The Estella Adobe Church that stands on Airport Road just north of the airport was built circa 1878 by pioneers of the Estrella Plains as the first Protestant church in northern San Luis Obispo County. It prospered for a few years but by 1886 was no longer used and fell into disrepair, disintegrating over the years.

The church was restored by the Historical Committee of the Paso Robles Women’s Club and rededicated in 1952. The restoration was done by French-Swiss adobe expert Jess Crettol, who moved his family from Wasco to San Miguel in 1934 to restore Mission San Miguel. Orphaned at 12, he left home and traveled through Europe before coming to America in the early 1900s. While in Spain, he learned to make and build with adobe.

To help rebuild the Estrella church, young men from the California Youth Authority facility (popularly called the “Boys’ School”), just a couple miles south of the church, were recruited. The adobe bricks were made in a corner of the school property and trundled to the church by the crews on foot.

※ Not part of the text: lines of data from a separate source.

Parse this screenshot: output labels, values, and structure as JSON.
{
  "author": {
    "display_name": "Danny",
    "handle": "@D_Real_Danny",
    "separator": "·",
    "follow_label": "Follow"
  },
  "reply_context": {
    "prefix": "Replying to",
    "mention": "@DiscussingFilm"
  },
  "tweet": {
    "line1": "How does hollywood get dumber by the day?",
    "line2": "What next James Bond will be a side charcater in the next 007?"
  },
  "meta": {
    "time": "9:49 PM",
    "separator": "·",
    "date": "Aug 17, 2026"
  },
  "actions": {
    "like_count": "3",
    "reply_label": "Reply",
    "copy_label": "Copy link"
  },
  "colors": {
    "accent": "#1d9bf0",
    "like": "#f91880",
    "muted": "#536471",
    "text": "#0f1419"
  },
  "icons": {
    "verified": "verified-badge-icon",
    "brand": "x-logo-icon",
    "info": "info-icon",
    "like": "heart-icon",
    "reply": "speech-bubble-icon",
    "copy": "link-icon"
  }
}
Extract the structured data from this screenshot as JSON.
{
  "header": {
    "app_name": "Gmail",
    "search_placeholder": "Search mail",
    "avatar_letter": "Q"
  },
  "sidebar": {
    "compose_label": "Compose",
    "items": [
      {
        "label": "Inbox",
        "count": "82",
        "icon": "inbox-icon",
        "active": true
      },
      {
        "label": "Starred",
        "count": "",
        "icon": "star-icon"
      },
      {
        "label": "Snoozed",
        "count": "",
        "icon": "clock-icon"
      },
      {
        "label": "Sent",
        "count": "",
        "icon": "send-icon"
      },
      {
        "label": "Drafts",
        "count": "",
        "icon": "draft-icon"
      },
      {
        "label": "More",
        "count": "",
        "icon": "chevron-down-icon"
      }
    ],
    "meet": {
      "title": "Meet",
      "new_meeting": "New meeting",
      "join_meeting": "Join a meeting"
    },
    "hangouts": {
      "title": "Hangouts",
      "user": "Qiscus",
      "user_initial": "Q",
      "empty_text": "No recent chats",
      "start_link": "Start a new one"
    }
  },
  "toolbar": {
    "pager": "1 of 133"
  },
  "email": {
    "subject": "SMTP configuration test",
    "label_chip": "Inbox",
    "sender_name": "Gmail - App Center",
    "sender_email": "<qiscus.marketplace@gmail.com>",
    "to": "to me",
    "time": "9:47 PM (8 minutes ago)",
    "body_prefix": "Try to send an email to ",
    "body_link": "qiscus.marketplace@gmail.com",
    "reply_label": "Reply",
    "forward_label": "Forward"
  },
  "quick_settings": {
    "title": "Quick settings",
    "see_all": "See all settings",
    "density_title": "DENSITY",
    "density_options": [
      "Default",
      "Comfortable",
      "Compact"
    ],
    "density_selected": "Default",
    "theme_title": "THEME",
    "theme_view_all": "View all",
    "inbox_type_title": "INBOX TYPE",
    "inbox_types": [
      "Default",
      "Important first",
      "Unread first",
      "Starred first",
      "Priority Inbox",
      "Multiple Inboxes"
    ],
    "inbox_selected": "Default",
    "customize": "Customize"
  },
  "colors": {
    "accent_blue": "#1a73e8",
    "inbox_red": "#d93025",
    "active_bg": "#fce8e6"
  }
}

Crew Supervisor James White from San Miguel hand-wrote an account of the experience. Here are excerpts from his account:
“We then cleaned the debris from inside and next to the outside. This was placed in several piles and used to make mortar for binding the bricks. This mortar was from the original fallen and disentergated (sic) bricks. Mr. Crettol then selected two or three boys to be his bricklaying apprentices. The rest of us made mortar, hauled bricks to the layers and generally did the roustabout duties. When the window frames were placed the bricks were snugly and closely to the frames. When the mortar dried, long strong nails were pounded through the frame into the dried mortar. The door was similarly done and both had railroad ties over the top of each. When proper height was reached the 9-inch bricks were split lengthwise, then laid to the edge of the 12-inch bricks. Then strands of barbed wire were twisted together, attached either end to railroad ties that were used to provide a basis for the rafters. The barbed wire was covered with mortar. Any heavy wire or metal rods would have sufficed, but the barbed wire was discarded and handy. We also put a cement skirt around the base of the church to prevent water from doing damage, also the roof eaves are pretty far out. I think I remember that the walls were set on a foundation of rocks the size of baseballs and cemented with mud mortar similar to some of the San Miguel Mission.” He concluded with, “This is all I can recall at this time, 50 years ago seems long but seems to my mind that it was only a few years ago. The boys and I know what we contributed to the restoration will last long after we have passed away.”

San Miguel story ideas? Contact Lynne Schmitz at lynne@pasomagazine.com